Data about app and page elements

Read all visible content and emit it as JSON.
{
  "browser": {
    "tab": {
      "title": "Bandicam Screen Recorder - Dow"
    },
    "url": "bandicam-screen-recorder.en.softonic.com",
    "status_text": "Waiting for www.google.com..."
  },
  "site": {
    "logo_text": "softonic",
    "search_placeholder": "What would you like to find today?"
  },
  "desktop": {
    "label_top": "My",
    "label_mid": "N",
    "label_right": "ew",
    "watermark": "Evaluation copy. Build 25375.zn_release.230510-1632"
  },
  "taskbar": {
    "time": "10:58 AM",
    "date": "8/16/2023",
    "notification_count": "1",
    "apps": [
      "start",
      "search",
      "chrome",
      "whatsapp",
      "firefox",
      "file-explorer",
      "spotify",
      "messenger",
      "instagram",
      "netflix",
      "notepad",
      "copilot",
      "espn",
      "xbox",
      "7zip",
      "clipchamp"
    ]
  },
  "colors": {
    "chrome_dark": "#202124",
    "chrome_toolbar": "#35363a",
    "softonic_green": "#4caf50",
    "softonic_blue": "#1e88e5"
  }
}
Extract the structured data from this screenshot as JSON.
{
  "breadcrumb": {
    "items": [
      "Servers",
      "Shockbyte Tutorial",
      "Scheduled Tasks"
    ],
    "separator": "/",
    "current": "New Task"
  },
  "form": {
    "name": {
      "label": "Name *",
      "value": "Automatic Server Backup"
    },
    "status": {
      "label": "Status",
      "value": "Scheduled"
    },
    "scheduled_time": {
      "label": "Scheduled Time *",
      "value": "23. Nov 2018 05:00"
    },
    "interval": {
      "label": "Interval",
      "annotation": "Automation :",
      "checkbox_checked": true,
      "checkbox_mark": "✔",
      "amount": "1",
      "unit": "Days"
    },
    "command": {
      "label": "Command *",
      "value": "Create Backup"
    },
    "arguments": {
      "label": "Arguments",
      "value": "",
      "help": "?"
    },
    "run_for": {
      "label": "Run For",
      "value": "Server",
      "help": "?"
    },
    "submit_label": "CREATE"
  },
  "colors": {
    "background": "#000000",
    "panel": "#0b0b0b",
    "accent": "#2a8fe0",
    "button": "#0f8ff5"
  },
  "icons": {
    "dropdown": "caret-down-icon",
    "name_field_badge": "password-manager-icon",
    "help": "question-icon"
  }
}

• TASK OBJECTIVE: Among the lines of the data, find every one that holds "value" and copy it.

• FINISHED TASK:
      "value": "Automatic Server Backup"
      "value": "Scheduled"
      "value": "23. Nov 2018 05:00"
      "value": "Create Backup"
      "value": "",
      "value": "Server",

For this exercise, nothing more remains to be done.